Like its predecessor scents, Baldessarini Ambré has a slick TV advertising campaign to accompany its launch, starring the Baldessarini fashion brand’s model Schumann. In the ad, directed by Herve De Crecy, Schumann is being flown in his private Learjet 45 by a young female pilot.

P&G’s fragrance creation team, in partnership with fragrance house Firmenich, composed the scent. Amber essence is featured in the base of the olfactory structure, combined with oak wood and labdanum. Ambré’s heart notes include dark floral and leather accords, while top notes are whiskey oak, mandarin and red apple. The scent is packaged in a glass flacon that has been etched with a line that is supposed to represent an amber horizon.

Launched as an eau de toilette spray, the fragrance will retail at $48 for 1.7 oz. and $60 for 3 oz. A Baldessarini Ambré ancillary line includes an aftershave splash, 3 oz. for $46; shower gel, 5 oz. for $26, and deodorant spray, 2.5 oz. for $20.

Lancôme International Appoints Deputy G.M.
PARIS — L’Oréal has named Laurent Kreutz deputy general manager of Lancôme International.

Kreutz, who took on the role Jan. 1, replaces Odile Roujol, who was appointed managing director of Lancôme International in June, succeeding Marc Dubrule. Kreutz was previously general manager of the French beauty giant’s Travel Retail Europe business.

Prior to that, he held numerous roles within that division, including manager of its Prestige & Collections business, manager of Helena Rubinstein-Biotherm and area manager of Lancôme, his first role at the firm.

Additionally, Jean-François Ninu has been named L’Oréal Luxury Products International division’s general manager of Travel Retail Europe, Middle East and Africa.
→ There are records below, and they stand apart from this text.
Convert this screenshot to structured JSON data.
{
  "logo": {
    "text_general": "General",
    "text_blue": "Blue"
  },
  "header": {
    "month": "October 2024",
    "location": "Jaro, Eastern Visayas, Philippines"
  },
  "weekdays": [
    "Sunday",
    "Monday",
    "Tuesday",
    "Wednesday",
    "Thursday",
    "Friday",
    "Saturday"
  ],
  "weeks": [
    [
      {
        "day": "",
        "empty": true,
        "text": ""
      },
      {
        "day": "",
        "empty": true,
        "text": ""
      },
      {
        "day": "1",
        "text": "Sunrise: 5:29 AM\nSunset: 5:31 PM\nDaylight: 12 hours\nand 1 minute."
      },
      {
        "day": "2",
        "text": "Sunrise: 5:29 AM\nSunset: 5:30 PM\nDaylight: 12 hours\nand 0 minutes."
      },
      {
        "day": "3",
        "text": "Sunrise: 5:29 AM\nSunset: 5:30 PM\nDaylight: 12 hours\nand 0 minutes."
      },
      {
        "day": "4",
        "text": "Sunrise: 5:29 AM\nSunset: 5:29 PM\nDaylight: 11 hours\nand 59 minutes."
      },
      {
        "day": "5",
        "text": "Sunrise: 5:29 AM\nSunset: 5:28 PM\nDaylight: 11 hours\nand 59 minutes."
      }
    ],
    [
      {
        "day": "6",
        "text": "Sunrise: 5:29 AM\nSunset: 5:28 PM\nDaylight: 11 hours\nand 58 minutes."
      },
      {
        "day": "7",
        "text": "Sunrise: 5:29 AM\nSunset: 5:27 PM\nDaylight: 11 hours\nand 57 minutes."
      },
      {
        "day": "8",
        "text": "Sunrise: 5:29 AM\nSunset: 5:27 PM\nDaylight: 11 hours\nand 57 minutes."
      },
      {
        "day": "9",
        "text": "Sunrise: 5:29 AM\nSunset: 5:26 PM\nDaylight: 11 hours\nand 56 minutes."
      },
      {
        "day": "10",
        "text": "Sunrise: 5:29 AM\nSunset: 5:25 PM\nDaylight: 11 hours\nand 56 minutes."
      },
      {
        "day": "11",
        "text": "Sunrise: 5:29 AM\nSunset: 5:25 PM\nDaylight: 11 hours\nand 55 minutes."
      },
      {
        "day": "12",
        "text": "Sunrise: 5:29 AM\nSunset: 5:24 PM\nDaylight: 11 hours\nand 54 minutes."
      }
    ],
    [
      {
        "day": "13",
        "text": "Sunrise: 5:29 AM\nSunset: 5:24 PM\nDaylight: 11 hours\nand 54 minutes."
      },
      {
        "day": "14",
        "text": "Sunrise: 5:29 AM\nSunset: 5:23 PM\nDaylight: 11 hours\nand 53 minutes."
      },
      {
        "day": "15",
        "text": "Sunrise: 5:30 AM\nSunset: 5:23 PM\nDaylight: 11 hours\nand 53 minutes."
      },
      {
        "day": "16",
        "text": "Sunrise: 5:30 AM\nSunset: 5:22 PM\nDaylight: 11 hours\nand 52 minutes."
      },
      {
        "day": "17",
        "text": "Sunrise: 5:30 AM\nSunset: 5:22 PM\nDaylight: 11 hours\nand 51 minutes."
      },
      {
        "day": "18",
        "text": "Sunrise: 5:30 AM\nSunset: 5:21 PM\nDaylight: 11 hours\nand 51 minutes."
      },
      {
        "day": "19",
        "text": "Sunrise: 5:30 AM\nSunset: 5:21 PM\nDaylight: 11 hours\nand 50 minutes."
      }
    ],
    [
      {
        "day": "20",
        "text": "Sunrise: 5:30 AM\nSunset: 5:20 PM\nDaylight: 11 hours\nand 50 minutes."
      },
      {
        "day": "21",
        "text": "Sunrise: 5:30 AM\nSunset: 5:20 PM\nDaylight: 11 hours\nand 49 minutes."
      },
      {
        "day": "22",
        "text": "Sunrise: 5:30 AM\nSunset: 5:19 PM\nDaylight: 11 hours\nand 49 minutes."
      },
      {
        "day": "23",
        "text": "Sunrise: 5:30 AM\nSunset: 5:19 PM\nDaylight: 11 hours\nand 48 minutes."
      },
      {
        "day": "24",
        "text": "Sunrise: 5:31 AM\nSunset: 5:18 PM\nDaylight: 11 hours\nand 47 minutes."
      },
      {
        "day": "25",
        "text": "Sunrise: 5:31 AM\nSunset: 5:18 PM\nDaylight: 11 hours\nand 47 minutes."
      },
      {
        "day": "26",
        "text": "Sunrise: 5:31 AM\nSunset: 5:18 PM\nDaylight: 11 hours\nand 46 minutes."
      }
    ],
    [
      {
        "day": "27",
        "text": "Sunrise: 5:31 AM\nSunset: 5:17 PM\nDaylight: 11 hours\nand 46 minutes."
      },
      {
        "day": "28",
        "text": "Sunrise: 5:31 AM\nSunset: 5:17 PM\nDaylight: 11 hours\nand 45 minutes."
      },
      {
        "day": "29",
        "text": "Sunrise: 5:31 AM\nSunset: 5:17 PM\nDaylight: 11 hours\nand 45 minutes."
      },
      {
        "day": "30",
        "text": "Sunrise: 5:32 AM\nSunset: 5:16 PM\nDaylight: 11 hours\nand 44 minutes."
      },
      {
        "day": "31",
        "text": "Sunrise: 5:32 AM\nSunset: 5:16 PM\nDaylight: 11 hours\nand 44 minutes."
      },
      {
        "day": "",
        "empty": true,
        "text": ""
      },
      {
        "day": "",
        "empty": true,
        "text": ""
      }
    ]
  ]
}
Ninu previously managed the Prestige & Collections and Lancôme businesses at Parbel, a U.S.-based distribution subsidiary of L’Oréal.

Guerlain France Taps Managing Director
PARIS — Philippe Pinatel has been named managing director of Guerlain France. Pinatel replaces Thierry LeVallois who left the LVMH Moët Hennessy Louis Vuitton-owned brand to become managing director of Yves Rocher-owned brand Dr. Pierre Ricaud. Pinatel was previously director of Guerlain’s subsidiaries in China and South Korea.